_WORK ITEM_.
Among the entries, find each line that includes the string "time" and list it.

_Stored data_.
- - -

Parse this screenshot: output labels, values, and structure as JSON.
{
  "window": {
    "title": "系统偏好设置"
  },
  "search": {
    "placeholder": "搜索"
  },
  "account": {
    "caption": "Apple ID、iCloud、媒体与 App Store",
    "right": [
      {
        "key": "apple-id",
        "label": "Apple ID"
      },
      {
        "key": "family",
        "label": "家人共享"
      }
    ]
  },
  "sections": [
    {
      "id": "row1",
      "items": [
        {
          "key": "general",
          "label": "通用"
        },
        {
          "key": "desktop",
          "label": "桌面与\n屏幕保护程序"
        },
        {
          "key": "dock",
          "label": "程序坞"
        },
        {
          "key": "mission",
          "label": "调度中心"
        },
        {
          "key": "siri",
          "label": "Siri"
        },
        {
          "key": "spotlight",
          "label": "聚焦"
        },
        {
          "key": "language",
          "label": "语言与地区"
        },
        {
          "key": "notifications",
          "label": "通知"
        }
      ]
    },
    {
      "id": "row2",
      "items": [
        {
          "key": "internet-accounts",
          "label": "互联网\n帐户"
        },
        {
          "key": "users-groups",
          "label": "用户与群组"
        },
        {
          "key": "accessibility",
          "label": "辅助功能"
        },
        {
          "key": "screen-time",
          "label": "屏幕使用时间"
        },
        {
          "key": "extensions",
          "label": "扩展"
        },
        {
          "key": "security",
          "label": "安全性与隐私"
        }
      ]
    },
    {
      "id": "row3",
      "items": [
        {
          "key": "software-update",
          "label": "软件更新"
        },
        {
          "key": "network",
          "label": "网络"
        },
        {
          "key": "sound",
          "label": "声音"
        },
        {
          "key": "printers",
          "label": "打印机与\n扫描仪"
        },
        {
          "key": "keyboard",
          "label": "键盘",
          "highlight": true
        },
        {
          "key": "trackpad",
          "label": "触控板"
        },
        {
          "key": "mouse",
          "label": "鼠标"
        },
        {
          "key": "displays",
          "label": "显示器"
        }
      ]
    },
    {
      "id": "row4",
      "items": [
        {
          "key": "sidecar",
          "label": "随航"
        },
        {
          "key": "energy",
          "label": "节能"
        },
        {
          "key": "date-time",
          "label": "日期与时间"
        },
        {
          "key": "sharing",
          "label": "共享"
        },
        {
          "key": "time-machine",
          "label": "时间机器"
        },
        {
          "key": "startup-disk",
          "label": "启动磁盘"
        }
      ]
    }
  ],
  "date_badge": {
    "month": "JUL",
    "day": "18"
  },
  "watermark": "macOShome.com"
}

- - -

_ANSWER_.
          "key": "screen-time",
          "key": "date-time",
          "key": "time-machine",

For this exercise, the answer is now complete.